How right you are, and how utterly, totally sad and unnecessary all this infighting is. Will it take yet another attack from without to realize what we have within, and to protect and cherish it with love instead of ugly words and weapons?

Judith K. Witherow said...

On 9/11 my oldest son picked me up to take me to a plant place to get a tree we had paid for earlier. When I got inside his truck I saw a look on his face that will never leave me. He's a big guy and I've never seen him afraid of anything. All he could say was, "Mom, something terrible is happening. What are we going to do? Listen to what they are saying on the radio."
No one knew for sure what had happened at that time.
The plant store was on a hillside that overlooked the Pentagon, and we both saw dark smoke start to fill the air. We grabbed the tree and headed back home to watch TV. (We live by Andrew's Air Force Base-home of the president's plane.)It was pure chaos with reporters everywhere outside the gate.
When I turned on my computer. There was a message from a dear friend. She said, "The part of the Pentagon that was hit is where my partner, Sheila, was working. Judith pray she escaped." Sheila was one of the most peace loving women I've ever known. The previous weekend she had completed a Peace Garden in their backyard. Sad is too small of a word to use for the loss of her. All they found was her ring to identify her body. Her partner stayed at their house of sixteen years as long as she could, but is now living in Delaware. Too many memories also took her away from us.
All of us will never be the same. My son is still reliving the day when everything changed. Strong? Too short of a word also.

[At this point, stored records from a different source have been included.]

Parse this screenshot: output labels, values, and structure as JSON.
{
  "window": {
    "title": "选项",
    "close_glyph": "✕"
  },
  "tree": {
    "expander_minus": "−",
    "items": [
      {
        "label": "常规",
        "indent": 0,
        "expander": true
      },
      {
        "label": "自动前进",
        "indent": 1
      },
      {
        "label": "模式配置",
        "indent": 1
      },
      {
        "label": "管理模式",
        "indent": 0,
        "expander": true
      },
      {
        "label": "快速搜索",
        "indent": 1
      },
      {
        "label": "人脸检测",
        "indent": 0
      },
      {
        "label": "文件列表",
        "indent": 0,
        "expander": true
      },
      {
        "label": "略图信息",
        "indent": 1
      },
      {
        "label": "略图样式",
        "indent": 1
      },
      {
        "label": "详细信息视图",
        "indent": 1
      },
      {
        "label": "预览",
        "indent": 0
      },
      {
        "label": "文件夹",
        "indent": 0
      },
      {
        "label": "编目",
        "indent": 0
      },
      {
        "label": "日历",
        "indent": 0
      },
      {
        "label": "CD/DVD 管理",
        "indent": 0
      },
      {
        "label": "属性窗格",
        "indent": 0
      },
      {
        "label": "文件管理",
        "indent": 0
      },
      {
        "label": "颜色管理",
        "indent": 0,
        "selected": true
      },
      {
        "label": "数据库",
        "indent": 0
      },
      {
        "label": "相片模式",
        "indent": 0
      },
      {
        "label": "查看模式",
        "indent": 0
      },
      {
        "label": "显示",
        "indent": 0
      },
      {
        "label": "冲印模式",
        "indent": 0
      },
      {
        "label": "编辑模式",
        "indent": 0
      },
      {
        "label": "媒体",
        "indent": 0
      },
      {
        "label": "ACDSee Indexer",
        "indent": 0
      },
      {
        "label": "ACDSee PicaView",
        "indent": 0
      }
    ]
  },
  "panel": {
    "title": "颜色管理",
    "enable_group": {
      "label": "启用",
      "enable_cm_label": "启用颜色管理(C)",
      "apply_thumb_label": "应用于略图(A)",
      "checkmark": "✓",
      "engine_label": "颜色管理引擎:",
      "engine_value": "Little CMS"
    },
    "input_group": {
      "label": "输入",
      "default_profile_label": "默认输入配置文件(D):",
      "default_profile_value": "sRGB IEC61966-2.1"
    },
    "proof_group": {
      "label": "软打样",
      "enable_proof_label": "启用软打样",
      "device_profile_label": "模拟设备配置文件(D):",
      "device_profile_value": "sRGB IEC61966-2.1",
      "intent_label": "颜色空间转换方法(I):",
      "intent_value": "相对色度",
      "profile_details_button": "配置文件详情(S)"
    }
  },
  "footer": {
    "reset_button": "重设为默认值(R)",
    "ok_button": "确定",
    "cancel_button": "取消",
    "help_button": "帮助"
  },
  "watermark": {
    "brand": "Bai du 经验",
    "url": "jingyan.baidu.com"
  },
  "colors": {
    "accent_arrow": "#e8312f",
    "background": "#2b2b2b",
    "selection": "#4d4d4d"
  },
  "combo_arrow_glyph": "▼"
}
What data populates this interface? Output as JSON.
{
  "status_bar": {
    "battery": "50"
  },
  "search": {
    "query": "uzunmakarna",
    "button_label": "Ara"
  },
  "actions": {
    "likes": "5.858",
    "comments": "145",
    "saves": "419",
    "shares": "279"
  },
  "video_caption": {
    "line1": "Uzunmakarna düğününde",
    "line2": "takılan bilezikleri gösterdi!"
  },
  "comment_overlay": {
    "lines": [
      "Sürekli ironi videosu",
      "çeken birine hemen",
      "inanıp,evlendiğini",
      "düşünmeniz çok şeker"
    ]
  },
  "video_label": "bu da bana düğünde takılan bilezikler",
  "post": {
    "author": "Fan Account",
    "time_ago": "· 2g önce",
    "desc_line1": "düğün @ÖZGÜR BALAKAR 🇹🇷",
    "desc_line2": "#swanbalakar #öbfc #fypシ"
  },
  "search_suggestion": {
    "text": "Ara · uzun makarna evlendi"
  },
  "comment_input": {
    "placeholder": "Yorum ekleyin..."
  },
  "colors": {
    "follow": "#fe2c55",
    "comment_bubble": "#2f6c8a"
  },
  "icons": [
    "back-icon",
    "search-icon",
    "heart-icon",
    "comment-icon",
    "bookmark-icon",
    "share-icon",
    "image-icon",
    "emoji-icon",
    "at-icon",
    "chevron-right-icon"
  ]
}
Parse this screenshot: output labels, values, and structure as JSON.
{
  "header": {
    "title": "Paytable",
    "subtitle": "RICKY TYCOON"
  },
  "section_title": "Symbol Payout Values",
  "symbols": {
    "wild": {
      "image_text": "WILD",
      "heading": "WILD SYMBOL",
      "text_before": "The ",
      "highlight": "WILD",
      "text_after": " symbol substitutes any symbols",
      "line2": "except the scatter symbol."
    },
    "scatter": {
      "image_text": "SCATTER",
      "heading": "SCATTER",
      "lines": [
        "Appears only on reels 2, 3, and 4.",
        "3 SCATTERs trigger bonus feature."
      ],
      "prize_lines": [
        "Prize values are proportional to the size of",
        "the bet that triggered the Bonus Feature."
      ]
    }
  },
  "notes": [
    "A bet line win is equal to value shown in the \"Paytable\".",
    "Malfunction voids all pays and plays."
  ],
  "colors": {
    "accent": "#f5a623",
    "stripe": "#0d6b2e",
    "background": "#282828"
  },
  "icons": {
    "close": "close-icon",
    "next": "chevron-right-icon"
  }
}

vankalen said...

brava beck. well said.

(tho i so dislike the nickname we've given one of our country's worst tragedies..."9-11". how could something so huge be reduced to something as trite and abbreviated as a bottle of juice? is it too much for society to simply speak the words, "events of september 11?" jeez. i blame the media, but ultimately, we're all guilty)

vankalen said...

brava beck. well said.

(tho i so dislike the nickname we've given one of our country's worst tragedies..."9-11". how could something so huge be reduced to something as trite and abbreviated as a bottle of juice? is it too much for society to simply speak the words, "events of september 11?" jeez. i blame the media, but ultimately, we're all guilty)

Anonymous said...

I was a first year could I talk to my students about the events of September 11th when I still can't even fathom it?